Stephanie Howell |

When I buy a toy for an elementary age child I want it to encourage them to use their minds and their love of learning. I like creative and original toys and I also want them to stand the test of time. I don’t want my children to immediately tire of them.


Dr. Michelle Yasharpour | LA Mommies

When I look at learning products and toys, I try to find one that is fun, easy to figure out and use, but that will last a long time.



Falak S | This Mama Reviews

What makes for a great learning toy in my opinion is the one that presents the child with opportunities for critical thinking and problem solving while being open-ended at the same time. Something that allows the child to think outside the box so the inner creativity can be unleashed in a fun setting.


Andrea Wernimont | Grinning Cheek to Cheek | @GrinCheek2Cheek

I look for a toy that can hold my child’s attention and is something he will pick up over and over. It needs to be both educational and fun, even better if it covers a variety of topics.
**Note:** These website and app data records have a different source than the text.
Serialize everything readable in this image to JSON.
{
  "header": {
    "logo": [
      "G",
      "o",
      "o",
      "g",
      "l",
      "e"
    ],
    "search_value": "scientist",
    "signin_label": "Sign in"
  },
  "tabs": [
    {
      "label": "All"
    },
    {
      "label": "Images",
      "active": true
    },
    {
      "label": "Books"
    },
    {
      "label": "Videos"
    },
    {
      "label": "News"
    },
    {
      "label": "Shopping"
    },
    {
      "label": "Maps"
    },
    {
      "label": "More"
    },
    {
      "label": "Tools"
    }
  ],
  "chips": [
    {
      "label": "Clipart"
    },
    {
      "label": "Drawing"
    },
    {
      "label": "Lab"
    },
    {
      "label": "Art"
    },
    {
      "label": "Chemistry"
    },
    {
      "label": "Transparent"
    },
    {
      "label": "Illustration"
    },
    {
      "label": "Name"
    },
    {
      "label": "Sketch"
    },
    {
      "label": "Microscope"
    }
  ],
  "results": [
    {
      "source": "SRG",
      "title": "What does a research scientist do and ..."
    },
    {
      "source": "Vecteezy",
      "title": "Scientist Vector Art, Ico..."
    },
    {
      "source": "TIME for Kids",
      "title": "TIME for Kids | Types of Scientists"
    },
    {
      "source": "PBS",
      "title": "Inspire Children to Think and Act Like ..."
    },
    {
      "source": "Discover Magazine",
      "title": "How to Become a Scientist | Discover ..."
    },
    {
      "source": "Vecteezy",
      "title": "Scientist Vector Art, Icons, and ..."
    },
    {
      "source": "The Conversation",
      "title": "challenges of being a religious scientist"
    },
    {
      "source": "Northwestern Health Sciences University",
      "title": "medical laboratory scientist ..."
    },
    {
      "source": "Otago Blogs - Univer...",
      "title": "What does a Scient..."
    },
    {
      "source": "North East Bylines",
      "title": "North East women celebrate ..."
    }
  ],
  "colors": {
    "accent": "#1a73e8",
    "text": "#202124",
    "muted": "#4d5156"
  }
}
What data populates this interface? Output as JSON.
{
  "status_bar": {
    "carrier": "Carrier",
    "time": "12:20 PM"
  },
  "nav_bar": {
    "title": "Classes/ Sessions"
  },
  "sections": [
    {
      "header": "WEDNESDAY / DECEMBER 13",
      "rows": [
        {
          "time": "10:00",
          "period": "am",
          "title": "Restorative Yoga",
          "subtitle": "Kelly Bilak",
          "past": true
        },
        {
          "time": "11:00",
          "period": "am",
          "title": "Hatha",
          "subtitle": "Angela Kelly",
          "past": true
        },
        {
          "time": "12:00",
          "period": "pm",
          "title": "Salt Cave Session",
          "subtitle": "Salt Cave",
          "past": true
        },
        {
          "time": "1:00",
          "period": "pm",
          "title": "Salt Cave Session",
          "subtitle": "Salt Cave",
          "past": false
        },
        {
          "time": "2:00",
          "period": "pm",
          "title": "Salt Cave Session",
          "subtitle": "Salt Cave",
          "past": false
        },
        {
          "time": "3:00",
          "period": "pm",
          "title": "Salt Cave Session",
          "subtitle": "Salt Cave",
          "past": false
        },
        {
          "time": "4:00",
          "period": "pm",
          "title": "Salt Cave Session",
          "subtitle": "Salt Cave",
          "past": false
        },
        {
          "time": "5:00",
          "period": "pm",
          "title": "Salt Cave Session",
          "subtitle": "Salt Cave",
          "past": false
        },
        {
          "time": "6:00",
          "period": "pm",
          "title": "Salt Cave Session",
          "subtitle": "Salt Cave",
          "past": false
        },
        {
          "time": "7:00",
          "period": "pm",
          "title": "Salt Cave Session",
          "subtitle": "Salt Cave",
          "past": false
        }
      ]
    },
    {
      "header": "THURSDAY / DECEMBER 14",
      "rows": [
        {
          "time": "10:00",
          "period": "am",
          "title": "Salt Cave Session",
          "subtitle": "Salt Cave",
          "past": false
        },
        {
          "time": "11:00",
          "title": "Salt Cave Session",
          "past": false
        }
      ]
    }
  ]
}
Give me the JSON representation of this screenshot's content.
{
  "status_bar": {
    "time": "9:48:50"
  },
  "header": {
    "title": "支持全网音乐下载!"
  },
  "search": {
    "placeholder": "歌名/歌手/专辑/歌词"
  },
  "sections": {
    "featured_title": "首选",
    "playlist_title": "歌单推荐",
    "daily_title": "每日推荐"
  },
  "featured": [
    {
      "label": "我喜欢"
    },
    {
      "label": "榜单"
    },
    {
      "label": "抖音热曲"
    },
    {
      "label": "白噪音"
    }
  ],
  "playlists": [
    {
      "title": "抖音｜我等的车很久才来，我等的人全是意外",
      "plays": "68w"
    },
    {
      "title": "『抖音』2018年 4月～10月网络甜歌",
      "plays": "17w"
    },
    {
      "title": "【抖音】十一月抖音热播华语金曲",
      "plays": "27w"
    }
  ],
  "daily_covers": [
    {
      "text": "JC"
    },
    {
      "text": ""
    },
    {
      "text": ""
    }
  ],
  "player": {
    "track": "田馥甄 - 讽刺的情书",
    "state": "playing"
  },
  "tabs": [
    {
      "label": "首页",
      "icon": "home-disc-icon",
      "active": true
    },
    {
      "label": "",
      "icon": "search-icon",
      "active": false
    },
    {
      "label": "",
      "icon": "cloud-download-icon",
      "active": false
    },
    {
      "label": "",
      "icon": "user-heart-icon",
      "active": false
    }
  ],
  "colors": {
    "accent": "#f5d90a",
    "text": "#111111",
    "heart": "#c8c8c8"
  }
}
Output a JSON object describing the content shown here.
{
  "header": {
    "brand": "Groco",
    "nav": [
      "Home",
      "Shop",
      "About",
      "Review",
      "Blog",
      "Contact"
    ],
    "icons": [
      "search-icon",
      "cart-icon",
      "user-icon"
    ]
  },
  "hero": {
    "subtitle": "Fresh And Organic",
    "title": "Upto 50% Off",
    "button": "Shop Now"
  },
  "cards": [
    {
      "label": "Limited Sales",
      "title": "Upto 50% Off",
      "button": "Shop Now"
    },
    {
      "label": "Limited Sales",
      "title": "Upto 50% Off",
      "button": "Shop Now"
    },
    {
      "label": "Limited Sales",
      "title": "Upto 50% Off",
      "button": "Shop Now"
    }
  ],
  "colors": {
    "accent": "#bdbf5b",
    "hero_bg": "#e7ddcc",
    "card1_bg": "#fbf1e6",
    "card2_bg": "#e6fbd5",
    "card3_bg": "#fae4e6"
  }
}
It’s great if the product can be operated by my child independently too!


Kristin Haid | Mom Fab Fun  | @MomFabFun

I look for toys that offer a variety of learning and playing experiences so that it is not a “one and done” experience. I also like toys that can be played with independently or as a group and that encourage imagination and inventive play. Quality materials are always a plus, too!


Siope Kinikini | Smarter Parenting | @Smarter_Parent 

I look for multiple uses for the learning toy. It boils down to how many functions does it have that will it allow my child to explore and create on her own.


Trey Burley | Daddy Mojo | @daddymojo

A mandatory trait for a learning product to elementary school kids is that is must stay with the child for more than 2 years. This product has to have multiple entry points where older kids can jump in and play, but also have a base entry point for younger kids.


SaraAnnDipitous |

When I consider products for my children I want something that encourages imagination and creativity; as well as providing a fun learning opportunity. It’s also important to find products that are collaborative and promote teamwork (since I have 2 kiddos about the same age). I like it when they are having a blast with a new toy and suddenly connect the dots between play and education on their own! I love to hear, “this is just like what we learned at school”.


Scott Beller | Raising Nerd | @raisingnerd

At Raising Nerd, my blog supporting parents in their quest to inspire the next generation of scientists and creative problem solvers, we consider a good STEM toy as one that:

– Fuels kids’ imaginations, curiosity, and passion

– Sparks interest in and teaches one or more “STREAM” principles

– Is FUN!

– Promotes trial-and-error tinkering and collaboration

– Develops kids’ problem solving abilities

– Can be enjoyed in multiple ways

– Encourages kids to design, invent, or make something tangible and useful (or not!)

To get an idea of which educational toy your child might be interested in, read our latest blog post with a round-up of the top learning toys for kids aged 4-6 and 6-8.

To see our other posts, check out the GetQurious Blog or click here to learn more about GetQurious and our range of products.




Get Updated

Like what you see?
Join our newsletter to catch updates and hear about our new products.